* WHAT YOU ARE ASKED TO DO: Check each line of the listing, and copy it if it contains the word "your".

* DATA PROVIDED:
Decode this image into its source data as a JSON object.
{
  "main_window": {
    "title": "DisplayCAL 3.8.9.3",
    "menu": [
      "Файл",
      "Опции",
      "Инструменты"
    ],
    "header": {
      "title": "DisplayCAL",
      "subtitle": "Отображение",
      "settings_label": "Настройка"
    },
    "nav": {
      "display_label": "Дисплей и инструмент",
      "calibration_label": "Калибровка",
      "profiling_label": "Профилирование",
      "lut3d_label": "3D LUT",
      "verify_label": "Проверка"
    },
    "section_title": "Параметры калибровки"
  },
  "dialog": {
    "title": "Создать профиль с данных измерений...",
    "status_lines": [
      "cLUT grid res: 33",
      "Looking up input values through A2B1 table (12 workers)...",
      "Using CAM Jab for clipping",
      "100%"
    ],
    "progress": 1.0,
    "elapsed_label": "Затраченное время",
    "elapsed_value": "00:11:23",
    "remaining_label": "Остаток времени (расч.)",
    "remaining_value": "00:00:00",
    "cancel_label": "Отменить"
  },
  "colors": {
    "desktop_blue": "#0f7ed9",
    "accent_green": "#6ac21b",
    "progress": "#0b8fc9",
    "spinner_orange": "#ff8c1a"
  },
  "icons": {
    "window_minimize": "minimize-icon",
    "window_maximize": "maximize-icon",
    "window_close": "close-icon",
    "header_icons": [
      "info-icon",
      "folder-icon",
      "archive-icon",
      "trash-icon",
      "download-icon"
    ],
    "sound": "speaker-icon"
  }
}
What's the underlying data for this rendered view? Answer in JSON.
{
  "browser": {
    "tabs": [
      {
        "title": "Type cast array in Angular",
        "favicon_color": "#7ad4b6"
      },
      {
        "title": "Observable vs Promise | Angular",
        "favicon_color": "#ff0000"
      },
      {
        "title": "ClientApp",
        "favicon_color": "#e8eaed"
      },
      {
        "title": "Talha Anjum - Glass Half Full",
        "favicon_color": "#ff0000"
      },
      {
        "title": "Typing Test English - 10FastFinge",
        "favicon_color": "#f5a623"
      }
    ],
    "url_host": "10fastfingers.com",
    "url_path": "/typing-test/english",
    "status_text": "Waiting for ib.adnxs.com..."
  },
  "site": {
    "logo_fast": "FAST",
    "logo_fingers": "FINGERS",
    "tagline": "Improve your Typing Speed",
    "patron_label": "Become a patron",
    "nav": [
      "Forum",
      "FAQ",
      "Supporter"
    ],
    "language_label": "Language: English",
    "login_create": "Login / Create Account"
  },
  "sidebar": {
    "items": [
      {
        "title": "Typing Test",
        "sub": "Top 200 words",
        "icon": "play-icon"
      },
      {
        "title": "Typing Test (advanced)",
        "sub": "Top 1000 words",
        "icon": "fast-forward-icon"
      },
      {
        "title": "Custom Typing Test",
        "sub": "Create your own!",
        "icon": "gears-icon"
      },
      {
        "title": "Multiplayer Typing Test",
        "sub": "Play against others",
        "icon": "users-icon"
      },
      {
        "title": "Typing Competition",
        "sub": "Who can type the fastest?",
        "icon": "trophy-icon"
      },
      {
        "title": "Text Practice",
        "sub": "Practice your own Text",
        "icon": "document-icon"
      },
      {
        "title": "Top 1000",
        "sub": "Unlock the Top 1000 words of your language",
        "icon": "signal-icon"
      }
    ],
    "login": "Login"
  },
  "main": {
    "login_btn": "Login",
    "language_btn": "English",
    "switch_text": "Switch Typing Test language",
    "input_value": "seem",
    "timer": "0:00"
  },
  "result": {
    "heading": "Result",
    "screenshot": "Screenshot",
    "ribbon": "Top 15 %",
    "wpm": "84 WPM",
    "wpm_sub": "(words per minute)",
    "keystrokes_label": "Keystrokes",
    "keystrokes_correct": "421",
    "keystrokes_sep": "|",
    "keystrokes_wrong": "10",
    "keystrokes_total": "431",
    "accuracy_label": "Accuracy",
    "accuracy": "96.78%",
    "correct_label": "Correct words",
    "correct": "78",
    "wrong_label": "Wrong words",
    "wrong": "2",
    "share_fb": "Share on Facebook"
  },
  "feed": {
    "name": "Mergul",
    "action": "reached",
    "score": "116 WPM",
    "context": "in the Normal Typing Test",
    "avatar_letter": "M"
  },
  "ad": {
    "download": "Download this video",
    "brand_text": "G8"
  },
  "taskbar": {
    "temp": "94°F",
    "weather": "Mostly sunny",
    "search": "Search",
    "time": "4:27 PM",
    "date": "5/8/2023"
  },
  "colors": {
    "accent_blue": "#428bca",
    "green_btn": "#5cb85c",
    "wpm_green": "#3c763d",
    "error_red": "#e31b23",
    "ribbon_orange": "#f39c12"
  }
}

* EXERCISE OUTPUT:
    "tagline": "Improve your Typing Speed",
        "sub": "Create your own!",
        "sub": "Practice your own Text",
        "sub": "Unlock the Top 1000 words of your language",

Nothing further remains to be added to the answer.